I Got to Interview Don Bluth...
One of the improvements of working in North Fulton as opposed to Griffin is that there is a lot more going on. A few weeks ago, I learned about the Atlanta Jewish Film Festival and how they would be screening An American Tail in Johns Creek, which is my primary area of responsibility. The movie is a metaphor for the American Jewish immigrant experience (Fievel's family standing in for Jews, the cats standing in for the persecuting Cossacks), so it's appropriate.
One thing that is particularly awesome is that director Don Bluth and producer Gary Goldman would both attend the festival and would speak to those attending afterward. I got the opportunity to sit down with Bluth and Goldman at a nearby tapas bar while the movie played and speak to them at length.
Here're the two articles I got out of it:
Don Bluth, Gary Goldman Discuss "An American Tail"
Renowned Producer, Director visit Johns Creek for Jewish Film Festival
My first experience with the films Bluth, Goldman, and others who left Disney with them produced was probably when I was around four years old and saw The Land Before Time in the movie theater. I remember it being awesome, but on the other hand, I was four years old and particularly interested in dinosaurs. I also remember seeing An American Tail on VHS probably around the same time and I can still remember the cat assault on the Russian mouse village, "There Are No Cats in America," and "Somewhere Out There." Two-odd years later, I saw The Secret of NIMH toward the end of kindergarten and found it terrifying (the scene where the escaping rats fall down the air duct and when Mrs. Brisby is captured and caged, sans clothing). I saw it again a few months ago and it obviously wasn't scary (being 26 as opposed to six helps), but it was really well-done, especially Mrs. Brisby's voice-acting.
I never saw Anastasia or his lesser-known 1990s films like The Pebble and the Penguin, but I did see Titan A.E. It is unfortunate the movie failed at the box office, because it was really good and its failure severely hurt traditional animation (which I prefer to the Pixar style).

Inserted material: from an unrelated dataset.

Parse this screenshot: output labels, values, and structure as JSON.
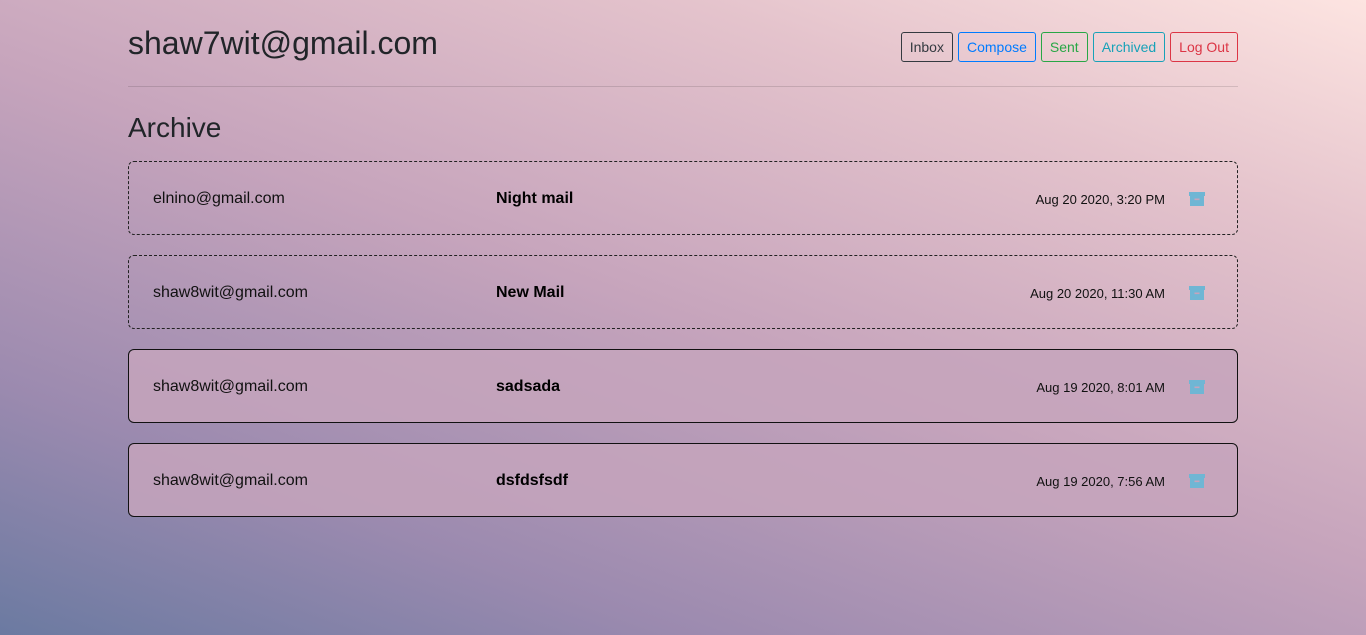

I greatly admire Bluth, Goldman, and the others who left Disney when the bean-counters wouldn't let them produce quality animation because it involved actually spending money. They decided to follow their dreams and produce quality films in the tradition of Disney himself despite the difficulties (resources and not having Disney's marketing machine), something they succeed at. And apparently their success helped convince Disney to not shut down its animation division (something that would have been a gross insult to Walt's memory) and begin producing quality films once again, I believe starting with The Little Mermaid.
I think some of my story ideas (in particular the Gates of Vasharia novels, which I've described as "Lord of the Rings with tanks" and would be insanely expensive to produce live-action) would be quite awesome if adapted via traditional animation. Maybe someday I'll get to work with Bluth, Goldman, and company...